If done correctly, this would most certainly give him the edge over his Democrat counterpart, and assure him the position of Florida Governor. Florida, a state known for its rapid demographic and political shifts requires that candidates aspiring for office cleverly allocate his resources in order to win. This is the case for Bill McCollum, who needs to be wise on managing his funds and concentrating more on certain areas. The first media market, Pensacola, has a total of 172, 575 registered Republican voters, and 136, 297 Democrat voters (as of 2000). In my opinion, Bill McCollum should allocate his market around 8% of his resources.

In this media market, The republicans have the edge, having more registered voters. Moreover, it wouldn’t require as much of investments from the Republican candidate as other markets would. On the other hand, McCollum should spend 15% of his resources in Panama City. The candidate can be forced to spend more here, mainly because of the Republicans are outnumbered by Democrat voters. In this media market, there were only republican voters, as opposed to 121,117 Democrats in 2000. Thirdly, Tallahassee represents another media market in which Republicans are outnumbered by Democrat voters.

In this case there are only 54,612 voters representing the Republican electorate, while there are 167,997 for the Democrat side. For this reason I advice McCollum to also spend about 15% on this media market, since he needs as much swing votes as he can get. For the Jacksonville media market, Bill McCollum should spend 10% of his resources. Again, this is a market which in 2000 was predominantly Democrat, having 367, 444 registered voters versus 296,958 Republicans. McCollum, who needs to amass as much votes as he can, should spend this percentage of resources to try and persuade the electorate.
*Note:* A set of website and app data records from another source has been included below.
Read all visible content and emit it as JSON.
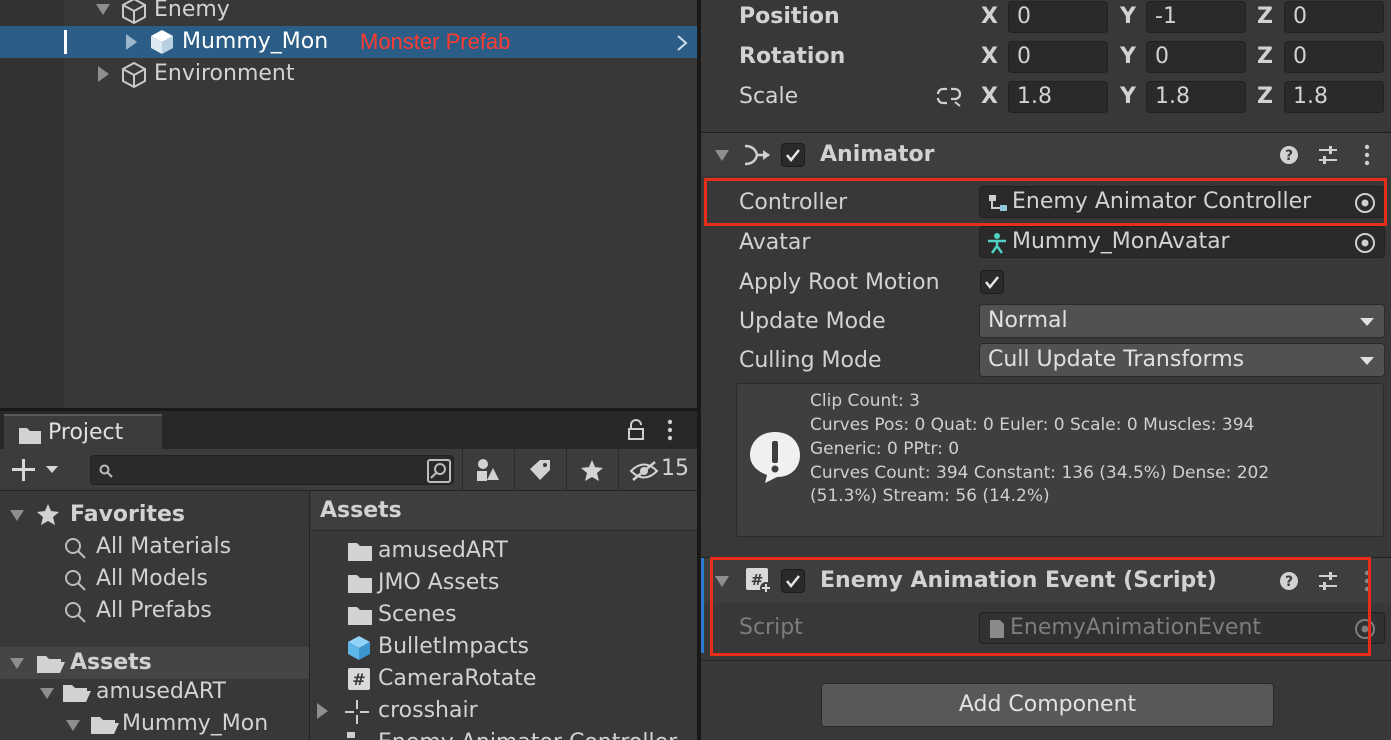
{
  "hierarchy": {
    "items": [
      {
        "label": "Enemy"
      },
      {
        "label": "Mummy_Mon",
        "annotation": "Monster Prefab"
      },
      {
        "label": "Environment"
      }
    ]
  },
  "project": {
    "tab_label": "Project",
    "search_placeholder": "",
    "hidden_count": "15",
    "favorites": {
      "label": "Favorites",
      "items": [
        "All Materials",
        "All Models",
        "All Prefabs"
      ]
    },
    "tree": {
      "root": "Assets",
      "children": [
        "amusedART",
        "Mummy_Mon"
      ]
    },
    "assets_header": "Assets",
    "assets": [
      {
        "label": "amusedART",
        "icon": "folder-icon"
      },
      {
        "label": "JMO Assets",
        "icon": "folder-icon"
      },
      {
        "label": "Scenes",
        "icon": "folder-icon"
      },
      {
        "label": "BulletImpacts",
        "icon": "prefab-icon"
      },
      {
        "label": "CameraRotate",
        "icon": "script-icon"
      },
      {
        "label": "crosshair",
        "icon": "sprite-icon"
      },
      {
        "label": "Enemy Animator Controller",
        "icon": "animator-controller-icon"
      }
    ]
  },
  "inspector": {
    "transform": {
      "position": {
        "label": "Position",
        "x": "0",
        "y": "-1",
        "z": "0"
      },
      "rotation": {
        "label": "Rotation",
        "x": "0",
        "y": "0",
        "z": "0"
      },
      "scale": {
        "label": "Scale",
        "x": "1.8",
        "y": "1.8",
        "z": "1.8"
      },
      "axis_x": "X",
      "axis_y": "Y",
      "axis_z": "Z"
    },
    "animator": {
      "title": "Animator",
      "controller_label": "Controller",
      "controller_value": "Enemy Animator Controller",
      "avatar_label": "Avatar",
      "avatar_value": "Mummy_MonAvatar",
      "apply_root_motion_label": "Apply Root Motion",
      "update_mode_label": "Update Mode",
      "update_mode_value": "Normal",
      "culling_mode_label": "Culling Mode",
      "culling_mode_value": "Cull Update Transforms",
      "info": [
        "Clip Count: 3",
        "Curves Pos: 0 Quat: 0 Euler: 0 Scale: 0 Muscles: 394",
        "Generic: 0 PPtr: 0",
        "Curves Count: 394 Constant: 136 (34.5%) Dense: 202",
        "(51.3%) Stream: 56 (14.2%)"
      ]
    },
    "script_component": {
      "title": "Enemy Animation Event (Script)",
      "script_label": "Script",
      "script_value": "EnemyAnimationEvent"
    },
    "add_component_label": "Add Component"
  },
  "colors": {
    "highlight_red": "#e62e1a",
    "selection_blue": "#2c5d87",
    "annotation_red": "#ff3b30"
  }
}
Similarly, Gainesville is also a predominantly Democrat media market, were there are 41 ,306 registered Republican voters and 90,723 Democrats. For the same reason I suggest McCollum should spend another 10% of his resources in this media market. In Orlando, however, Republicans hold a slight edge as of 2000 voters with 654,620 Republican and 610,464 Democrats voters. Having the edge meaner that McCollum isn’t required to spend as much of his resources as in other Democrat-dominated markets. For this media market I advice the candidate invest 8% of his resources. As for the Tampa/SST.
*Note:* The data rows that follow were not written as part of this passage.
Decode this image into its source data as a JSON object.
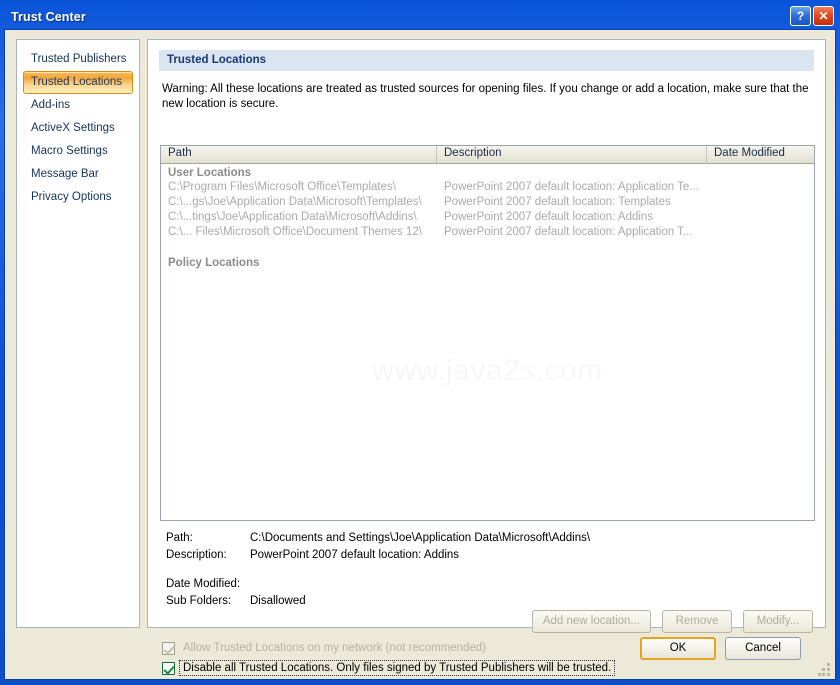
{
  "window": {
    "title": "Trust Center",
    "help_button": "?",
    "close_button": "✕",
    "help_icon_name": "help-icon",
    "close_icon_name": "close-icon"
  },
  "sidebar": {
    "items": [
      {
        "label": "Trusted Publishers",
        "selected": false
      },
      {
        "label": "Trusted Locations",
        "selected": true
      },
      {
        "label": "Add-ins",
        "selected": false
      },
      {
        "label": "ActiveX Settings",
        "selected": false
      },
      {
        "label": "Macro Settings",
        "selected": false
      },
      {
        "label": "Message Bar",
        "selected": false
      },
      {
        "label": "Privacy Options",
        "selected": false
      }
    ]
  },
  "main": {
    "section_header": "Trusted Locations",
    "warning": "Warning: All these locations are treated as trusted sources for opening files.  If you change or add a location, make sure that the new location is secure.",
    "watermark": "www.java2s.com"
  },
  "listview": {
    "columns": [
      {
        "label": "Path"
      },
      {
        "label": "Description"
      },
      {
        "label": "Date Modified"
      }
    ],
    "groups": [
      {
        "name": "User Locations",
        "rows": [
          {
            "path": "C:\\Program Files\\Microsoft Office\\Templates\\",
            "description": "PowerPoint 2007 default location: Application Te...",
            "date_modified": ""
          },
          {
            "path": "C:\\...gs\\Joe\\Application Data\\Microsoft\\Templates\\",
            "description": "PowerPoint 2007 default location: Templates",
            "date_modified": ""
          },
          {
            "path": "C:\\...tings\\Joe\\Application Data\\Microsoft\\Addins\\",
            "description": "PowerPoint 2007 default location: Addins",
            "date_modified": ""
          },
          {
            "path": "C:\\... Files\\Microsoft Office\\Document Themes 12\\",
            "description": "PowerPoint 2007 default location: Application T...",
            "date_modified": ""
          }
        ]
      },
      {
        "name": "Policy Locations",
        "rows": []
      }
    ]
  },
  "details": {
    "path_label": "Path:",
    "path_value": "C:\\Documents and Settings\\Joe\\Application Data\\Microsoft\\Addins\\",
    "description_label": "Description:",
    "description_value": "PowerPoint 2007 default location: Addins",
    "date_modified_label": "Date Modified:",
    "date_modified_value": "",
    "sub_folders_label": "Sub Folders:",
    "sub_folders_value": "Disallowed"
  },
  "action_buttons": {
    "add": "Add new location...",
    "remove": "Remove",
    "modify": "Modify..."
  },
  "checkboxes": [
    {
      "label": "Allow Trusted Locations on my network (not recommended)",
      "checked": true,
      "enabled": false,
      "focused": false
    },
    {
      "label": "Disable all Trusted Locations. Only files signed by Trusted Publishers will be trusted.",
      "checked": true,
      "enabled": true,
      "focused": true
    }
  ],
  "footer": {
    "ok": "OK",
    "cancel": "Cancel"
  },
  "colors": {
    "titlebar_blue": "#0b52d4",
    "dialog_face": "#ece9d8",
    "selected_orange": "#f5a63a",
    "section_header_bg": "#dbe4f1",
    "header_text": "#153a76",
    "disabled_text": "#aaaaaa",
    "check_green": "#168a3a",
    "default_button_border": "#e6a320"
  }
}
Petersburg media market I also advice McCollum to allocate 8% of his resources. In this market the Republican Party also has the edge, and while the democrats have 872,888 registered voters, the republicans have 912,485. On a separate point I advice McCollum to spend another 10% of his resources in the Palm Beach market. As of 2000 there are 366,307 Republican voters vs.. 398,688 Democrats. For the Naples/Ft. Myers market, I suggest McCollum to spend 8% of his resources. In this region, there are 250,929 Republican voters versus 166,902 Democrats. Because of Republican domination it would be unwise to spend much more than that.
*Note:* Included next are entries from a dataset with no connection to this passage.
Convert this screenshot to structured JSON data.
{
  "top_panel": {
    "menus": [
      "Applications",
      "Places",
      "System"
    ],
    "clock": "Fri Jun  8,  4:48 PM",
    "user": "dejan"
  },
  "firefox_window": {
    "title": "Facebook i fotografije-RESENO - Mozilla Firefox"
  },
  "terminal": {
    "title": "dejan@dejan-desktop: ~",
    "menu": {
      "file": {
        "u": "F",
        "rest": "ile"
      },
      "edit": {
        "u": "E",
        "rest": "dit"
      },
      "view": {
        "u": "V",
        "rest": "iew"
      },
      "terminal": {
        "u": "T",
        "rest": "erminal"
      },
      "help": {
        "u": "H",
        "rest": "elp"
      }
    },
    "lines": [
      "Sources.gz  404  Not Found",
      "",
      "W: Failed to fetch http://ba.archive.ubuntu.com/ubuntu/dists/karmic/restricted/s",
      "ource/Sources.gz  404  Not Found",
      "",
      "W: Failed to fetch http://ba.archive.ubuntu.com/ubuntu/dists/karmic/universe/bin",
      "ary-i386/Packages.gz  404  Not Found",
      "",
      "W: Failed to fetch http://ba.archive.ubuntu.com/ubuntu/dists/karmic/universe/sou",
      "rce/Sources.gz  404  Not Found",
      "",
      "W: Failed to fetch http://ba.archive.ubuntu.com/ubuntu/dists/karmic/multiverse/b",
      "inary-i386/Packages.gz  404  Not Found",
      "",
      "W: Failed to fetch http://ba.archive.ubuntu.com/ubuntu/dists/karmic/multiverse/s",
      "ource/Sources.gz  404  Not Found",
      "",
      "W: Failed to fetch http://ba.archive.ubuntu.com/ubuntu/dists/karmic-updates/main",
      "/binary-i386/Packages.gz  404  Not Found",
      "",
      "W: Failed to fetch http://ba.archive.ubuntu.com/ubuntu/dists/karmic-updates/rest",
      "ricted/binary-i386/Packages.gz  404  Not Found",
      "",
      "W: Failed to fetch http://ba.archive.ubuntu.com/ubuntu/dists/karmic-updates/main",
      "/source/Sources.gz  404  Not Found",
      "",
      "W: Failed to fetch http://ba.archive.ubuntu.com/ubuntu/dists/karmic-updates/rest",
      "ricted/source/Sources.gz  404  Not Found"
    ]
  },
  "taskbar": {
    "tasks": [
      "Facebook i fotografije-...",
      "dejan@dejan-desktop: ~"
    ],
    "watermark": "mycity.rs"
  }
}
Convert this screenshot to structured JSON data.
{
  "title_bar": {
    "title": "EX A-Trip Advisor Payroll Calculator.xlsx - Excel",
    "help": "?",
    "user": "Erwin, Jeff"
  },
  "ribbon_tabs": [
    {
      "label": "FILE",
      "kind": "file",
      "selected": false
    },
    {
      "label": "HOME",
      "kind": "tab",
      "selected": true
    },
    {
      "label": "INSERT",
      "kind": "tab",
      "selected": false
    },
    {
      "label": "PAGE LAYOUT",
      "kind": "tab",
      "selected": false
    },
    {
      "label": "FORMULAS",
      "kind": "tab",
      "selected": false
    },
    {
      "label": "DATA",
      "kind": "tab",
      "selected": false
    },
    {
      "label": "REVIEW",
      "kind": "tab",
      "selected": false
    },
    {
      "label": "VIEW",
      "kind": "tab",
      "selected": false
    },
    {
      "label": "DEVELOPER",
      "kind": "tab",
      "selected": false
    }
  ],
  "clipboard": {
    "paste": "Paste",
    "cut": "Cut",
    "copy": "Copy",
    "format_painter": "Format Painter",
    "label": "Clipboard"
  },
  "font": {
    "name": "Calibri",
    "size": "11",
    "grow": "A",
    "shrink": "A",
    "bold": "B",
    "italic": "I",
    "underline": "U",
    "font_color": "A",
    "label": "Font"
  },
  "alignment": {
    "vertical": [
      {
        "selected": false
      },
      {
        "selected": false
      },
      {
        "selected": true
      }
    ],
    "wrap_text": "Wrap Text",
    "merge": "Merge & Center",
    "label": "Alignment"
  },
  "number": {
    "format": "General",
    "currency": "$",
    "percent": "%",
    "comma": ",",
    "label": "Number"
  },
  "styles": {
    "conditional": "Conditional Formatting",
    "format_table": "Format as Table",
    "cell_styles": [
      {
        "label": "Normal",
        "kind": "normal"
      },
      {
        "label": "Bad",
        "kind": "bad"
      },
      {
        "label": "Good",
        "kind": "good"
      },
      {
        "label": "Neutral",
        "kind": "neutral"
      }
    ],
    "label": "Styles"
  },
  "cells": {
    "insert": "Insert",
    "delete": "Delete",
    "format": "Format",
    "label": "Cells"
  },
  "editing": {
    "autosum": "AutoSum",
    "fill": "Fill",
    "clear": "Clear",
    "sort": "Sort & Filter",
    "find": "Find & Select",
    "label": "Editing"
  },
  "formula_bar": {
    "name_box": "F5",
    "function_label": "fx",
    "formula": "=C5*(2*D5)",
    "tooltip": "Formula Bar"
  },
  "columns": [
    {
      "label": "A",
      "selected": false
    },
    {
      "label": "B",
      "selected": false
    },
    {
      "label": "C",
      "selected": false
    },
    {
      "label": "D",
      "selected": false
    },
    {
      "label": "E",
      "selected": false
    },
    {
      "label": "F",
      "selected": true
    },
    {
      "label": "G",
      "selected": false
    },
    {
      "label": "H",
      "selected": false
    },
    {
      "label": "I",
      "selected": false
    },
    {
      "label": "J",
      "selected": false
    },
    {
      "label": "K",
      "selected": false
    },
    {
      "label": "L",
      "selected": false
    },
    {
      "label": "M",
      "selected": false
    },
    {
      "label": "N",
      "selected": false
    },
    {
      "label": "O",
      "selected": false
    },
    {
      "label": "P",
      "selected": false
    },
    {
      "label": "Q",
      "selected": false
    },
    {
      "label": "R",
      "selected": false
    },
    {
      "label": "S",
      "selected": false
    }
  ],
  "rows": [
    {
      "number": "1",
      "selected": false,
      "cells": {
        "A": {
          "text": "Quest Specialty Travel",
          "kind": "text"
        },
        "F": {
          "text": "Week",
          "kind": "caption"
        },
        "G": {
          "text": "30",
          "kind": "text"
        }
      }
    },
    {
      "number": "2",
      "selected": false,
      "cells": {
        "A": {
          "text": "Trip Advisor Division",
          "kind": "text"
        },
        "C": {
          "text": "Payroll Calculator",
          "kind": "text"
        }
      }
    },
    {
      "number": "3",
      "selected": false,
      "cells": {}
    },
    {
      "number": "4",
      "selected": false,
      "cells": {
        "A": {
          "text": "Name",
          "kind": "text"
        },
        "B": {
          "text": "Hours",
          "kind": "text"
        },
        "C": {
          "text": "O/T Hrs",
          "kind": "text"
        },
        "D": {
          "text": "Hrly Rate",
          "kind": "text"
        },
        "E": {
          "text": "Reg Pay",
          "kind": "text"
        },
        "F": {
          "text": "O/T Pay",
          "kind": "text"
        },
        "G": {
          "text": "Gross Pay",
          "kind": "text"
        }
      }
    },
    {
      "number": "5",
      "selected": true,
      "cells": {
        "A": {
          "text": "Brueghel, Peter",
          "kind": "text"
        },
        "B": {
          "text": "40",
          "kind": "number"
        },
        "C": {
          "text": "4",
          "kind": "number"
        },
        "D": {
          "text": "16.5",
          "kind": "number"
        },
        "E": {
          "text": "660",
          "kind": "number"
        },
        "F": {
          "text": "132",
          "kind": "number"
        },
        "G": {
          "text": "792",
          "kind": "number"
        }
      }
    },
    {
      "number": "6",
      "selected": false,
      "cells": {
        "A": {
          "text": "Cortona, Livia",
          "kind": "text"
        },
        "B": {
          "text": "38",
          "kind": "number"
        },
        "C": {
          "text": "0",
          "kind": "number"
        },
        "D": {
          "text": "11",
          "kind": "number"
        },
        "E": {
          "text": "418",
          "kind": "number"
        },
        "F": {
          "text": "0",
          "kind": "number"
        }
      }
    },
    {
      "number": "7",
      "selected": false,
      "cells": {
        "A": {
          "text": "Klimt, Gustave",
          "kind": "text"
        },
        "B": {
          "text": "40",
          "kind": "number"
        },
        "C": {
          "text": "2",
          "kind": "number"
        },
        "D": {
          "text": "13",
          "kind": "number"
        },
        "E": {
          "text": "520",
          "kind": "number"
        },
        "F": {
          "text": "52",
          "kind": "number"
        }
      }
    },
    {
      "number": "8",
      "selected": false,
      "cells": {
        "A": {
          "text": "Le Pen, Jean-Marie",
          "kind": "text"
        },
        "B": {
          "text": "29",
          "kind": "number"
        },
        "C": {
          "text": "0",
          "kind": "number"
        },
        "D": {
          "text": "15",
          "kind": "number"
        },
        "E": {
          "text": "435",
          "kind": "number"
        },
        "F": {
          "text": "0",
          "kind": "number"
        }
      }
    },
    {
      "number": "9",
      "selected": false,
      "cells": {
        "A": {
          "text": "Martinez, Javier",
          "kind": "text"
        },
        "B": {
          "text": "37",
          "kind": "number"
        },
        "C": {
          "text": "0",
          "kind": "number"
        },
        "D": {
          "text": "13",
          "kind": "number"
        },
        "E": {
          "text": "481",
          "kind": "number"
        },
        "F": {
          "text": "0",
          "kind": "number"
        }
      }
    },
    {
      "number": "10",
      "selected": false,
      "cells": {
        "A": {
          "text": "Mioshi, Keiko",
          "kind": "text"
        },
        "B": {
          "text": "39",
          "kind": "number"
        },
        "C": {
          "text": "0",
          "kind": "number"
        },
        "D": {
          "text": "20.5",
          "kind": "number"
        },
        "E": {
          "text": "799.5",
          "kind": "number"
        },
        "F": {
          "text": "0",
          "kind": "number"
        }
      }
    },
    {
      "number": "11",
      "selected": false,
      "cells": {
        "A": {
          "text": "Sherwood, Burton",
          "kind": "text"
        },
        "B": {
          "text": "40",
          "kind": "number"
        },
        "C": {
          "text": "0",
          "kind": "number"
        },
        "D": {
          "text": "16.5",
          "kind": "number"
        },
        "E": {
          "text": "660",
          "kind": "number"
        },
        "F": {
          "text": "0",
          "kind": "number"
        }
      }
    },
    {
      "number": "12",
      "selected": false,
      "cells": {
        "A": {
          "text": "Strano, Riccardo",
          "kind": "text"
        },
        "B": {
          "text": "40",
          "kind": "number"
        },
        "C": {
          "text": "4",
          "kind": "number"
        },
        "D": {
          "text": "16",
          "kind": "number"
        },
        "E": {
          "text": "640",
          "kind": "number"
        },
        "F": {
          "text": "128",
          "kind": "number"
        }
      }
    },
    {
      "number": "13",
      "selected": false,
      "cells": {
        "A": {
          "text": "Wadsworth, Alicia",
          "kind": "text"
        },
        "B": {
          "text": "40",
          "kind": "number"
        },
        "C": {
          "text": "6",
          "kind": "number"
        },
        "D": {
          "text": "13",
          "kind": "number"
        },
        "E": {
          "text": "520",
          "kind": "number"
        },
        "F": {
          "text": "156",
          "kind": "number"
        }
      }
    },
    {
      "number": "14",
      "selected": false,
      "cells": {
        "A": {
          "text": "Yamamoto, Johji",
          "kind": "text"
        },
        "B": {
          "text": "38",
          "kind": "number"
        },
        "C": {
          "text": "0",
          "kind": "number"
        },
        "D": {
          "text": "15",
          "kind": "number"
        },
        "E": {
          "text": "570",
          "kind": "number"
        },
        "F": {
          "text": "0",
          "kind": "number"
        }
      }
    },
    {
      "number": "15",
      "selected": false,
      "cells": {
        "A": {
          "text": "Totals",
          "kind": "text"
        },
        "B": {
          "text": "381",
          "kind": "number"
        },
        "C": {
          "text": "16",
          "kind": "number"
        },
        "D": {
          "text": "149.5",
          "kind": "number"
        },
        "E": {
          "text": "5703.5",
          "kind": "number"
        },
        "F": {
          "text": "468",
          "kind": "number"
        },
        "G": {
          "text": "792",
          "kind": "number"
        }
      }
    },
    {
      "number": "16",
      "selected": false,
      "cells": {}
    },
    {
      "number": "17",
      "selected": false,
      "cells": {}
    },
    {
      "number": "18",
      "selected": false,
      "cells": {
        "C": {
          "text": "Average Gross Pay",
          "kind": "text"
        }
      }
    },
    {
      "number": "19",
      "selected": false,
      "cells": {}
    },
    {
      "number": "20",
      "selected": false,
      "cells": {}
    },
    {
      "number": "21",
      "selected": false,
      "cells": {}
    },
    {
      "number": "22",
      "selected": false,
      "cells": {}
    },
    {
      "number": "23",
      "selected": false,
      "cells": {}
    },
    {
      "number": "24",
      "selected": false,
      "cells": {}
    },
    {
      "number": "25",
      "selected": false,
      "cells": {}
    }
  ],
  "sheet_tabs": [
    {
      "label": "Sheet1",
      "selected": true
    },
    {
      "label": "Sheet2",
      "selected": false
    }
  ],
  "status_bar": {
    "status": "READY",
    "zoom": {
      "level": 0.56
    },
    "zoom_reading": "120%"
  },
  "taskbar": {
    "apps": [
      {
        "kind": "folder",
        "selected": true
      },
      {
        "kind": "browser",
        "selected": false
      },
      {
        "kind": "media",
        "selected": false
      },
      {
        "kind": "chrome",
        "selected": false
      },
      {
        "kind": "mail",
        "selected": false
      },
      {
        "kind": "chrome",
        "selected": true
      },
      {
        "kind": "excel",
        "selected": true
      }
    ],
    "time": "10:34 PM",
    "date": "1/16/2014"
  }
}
Finally, in the Miami/ Ft. Lauderdale media market I advice McCollum to spend the remaining 8% of his resources. As of 2000 there are 621 ,390 Republican voters overwhelmed by 868,622 Democrats. Overall I think that Bill McCollum should allocate his resources throughout the ten media markets in Florida as mentioned before. Although there are some markets dominated by Republican voters (which might not need as much of spending as others), there are others which are controlled by Democrat voters that require more convincing, and thus more spending. Finally, I think that this is a winning strategy for the Republican candidate.